So think. So gird up the loins of your mind. It will either be the case that one of these humanities will define what acceptable discourse is, with the other side keeping its head down, or it will go the other way. Either it will be acceptable to make jokes at the expense of the Jesus freak, or it will not be. Either the jokes (and with either kind of human  there will always be jokes) will reflect God's moral order, or they will be fighting it. There is not a third way of being human that we can put in charge of this whole thing in such a way as to allow the seed of the woman and the seed of the serpent to get along in peace and harmony.
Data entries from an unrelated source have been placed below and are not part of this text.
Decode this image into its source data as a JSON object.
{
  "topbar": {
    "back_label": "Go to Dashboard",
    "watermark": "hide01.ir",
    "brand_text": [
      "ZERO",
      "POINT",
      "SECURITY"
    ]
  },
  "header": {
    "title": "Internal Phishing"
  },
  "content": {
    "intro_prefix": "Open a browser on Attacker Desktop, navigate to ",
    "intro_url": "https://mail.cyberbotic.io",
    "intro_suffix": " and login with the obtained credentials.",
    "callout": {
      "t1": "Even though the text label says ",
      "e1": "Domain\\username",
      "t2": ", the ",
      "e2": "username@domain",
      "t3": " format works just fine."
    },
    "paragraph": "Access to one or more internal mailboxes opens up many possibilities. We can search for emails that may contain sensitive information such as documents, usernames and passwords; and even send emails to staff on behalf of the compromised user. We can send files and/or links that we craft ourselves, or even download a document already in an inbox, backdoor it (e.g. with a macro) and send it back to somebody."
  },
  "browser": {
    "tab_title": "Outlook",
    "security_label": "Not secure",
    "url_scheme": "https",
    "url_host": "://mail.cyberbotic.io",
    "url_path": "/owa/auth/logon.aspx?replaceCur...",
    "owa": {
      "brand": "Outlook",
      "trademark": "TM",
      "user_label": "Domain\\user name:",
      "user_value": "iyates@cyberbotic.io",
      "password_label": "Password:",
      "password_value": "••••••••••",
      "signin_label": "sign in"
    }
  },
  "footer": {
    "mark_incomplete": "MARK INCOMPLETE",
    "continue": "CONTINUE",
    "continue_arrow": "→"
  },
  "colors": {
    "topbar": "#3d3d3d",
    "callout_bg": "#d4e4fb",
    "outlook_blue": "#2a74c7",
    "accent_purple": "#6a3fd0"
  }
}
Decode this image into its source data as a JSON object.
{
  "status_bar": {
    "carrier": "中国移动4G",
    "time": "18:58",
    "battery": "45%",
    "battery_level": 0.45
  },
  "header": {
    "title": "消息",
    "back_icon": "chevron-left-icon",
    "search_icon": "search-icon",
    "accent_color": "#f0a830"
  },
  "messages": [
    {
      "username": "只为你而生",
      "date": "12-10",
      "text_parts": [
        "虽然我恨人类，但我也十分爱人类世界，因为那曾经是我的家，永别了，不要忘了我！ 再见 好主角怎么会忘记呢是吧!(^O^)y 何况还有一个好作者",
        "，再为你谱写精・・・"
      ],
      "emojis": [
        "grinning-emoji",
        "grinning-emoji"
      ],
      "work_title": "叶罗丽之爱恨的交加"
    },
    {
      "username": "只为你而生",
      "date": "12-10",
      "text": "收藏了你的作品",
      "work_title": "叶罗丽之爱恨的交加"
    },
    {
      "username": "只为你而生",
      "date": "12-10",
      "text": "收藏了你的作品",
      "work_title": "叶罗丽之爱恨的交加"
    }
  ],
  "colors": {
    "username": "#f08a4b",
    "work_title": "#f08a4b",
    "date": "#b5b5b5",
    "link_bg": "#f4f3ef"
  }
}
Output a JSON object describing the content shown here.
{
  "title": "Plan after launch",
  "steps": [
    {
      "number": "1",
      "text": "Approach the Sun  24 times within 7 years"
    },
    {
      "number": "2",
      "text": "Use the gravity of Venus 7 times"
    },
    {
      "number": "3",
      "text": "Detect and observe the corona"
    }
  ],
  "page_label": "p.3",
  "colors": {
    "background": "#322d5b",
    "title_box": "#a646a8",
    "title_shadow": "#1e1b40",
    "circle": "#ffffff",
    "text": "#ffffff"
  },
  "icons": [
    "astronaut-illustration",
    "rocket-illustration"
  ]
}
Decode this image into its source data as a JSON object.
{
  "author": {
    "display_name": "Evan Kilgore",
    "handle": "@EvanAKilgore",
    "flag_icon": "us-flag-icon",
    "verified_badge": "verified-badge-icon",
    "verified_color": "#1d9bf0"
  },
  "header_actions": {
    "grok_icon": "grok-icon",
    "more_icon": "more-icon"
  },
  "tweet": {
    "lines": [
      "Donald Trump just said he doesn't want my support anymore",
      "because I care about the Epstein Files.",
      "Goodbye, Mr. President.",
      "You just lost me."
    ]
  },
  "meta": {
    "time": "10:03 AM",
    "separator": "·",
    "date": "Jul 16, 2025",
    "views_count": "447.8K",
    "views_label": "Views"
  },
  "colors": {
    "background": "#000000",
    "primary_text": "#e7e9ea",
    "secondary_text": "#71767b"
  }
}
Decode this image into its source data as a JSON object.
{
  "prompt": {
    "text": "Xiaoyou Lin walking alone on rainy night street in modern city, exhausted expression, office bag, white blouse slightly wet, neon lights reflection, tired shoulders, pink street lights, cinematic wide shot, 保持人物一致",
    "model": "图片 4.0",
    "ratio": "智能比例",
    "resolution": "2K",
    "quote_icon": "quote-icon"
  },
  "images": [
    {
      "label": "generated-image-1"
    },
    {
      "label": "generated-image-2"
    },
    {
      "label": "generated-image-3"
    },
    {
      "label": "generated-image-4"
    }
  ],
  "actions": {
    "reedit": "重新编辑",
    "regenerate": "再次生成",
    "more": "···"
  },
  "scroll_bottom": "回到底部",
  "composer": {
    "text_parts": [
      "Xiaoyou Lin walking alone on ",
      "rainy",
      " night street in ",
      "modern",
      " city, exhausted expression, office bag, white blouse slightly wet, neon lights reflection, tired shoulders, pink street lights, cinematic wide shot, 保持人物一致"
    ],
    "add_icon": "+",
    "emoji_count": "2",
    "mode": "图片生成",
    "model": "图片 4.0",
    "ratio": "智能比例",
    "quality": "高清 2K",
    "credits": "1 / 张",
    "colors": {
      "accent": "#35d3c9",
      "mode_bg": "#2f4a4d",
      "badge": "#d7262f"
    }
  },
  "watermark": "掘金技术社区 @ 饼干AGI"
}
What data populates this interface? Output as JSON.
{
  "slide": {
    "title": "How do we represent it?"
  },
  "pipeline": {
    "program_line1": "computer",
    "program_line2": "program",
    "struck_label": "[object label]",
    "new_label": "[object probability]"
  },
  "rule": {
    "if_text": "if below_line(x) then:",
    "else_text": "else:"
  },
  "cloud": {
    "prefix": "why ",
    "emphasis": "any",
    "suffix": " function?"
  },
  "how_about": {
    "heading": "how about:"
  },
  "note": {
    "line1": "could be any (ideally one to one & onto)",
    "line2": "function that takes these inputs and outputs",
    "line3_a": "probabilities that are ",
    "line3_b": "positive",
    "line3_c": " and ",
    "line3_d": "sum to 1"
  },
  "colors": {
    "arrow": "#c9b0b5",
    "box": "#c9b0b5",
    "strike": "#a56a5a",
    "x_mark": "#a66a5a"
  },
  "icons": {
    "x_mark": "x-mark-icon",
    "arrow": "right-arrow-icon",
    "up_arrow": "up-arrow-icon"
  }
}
If you want a high school where the gay teenager gets affirming hugs from all his classmates, and in which the devout Christian is well-liked and hailed by all and sundry, then it is clear that your intellectual toga got all tangled up when you tried to gird up those loins. On these issues, most Christians are not girding up the loins so much as running through the curtains. That high school does not exist, not here, not now, not ever.
The ability to make jokes, which police the boundaries of every moral order, is the kindest way, the least onerous way, of maintaining those boundaries. If you ban them, you have not gotten rid of the issues at stake, but have actually just escalated the conflict. Back in the fifties, it was possible to observe that someone was a little light in the loafers, and that perhaps your son should avoid hanging out with him. Now it is not possible for Christian owners of a bed and breakfast to refuse to put up lesbian couple, stating their reasons, at least not without risking being sent off to sensitivity camp for a couple weeks, and it is open season on making jokes at the expense of those troglodytes, along with their bed and breakfast cave. Right? I can just hear Letterman now.

Well, better to be a faithful troglodyte than a troglodyke. And you see, things have gotten so bad that I type this joke in fear, waiting for the sound of jackboots on my front porch.

No comments: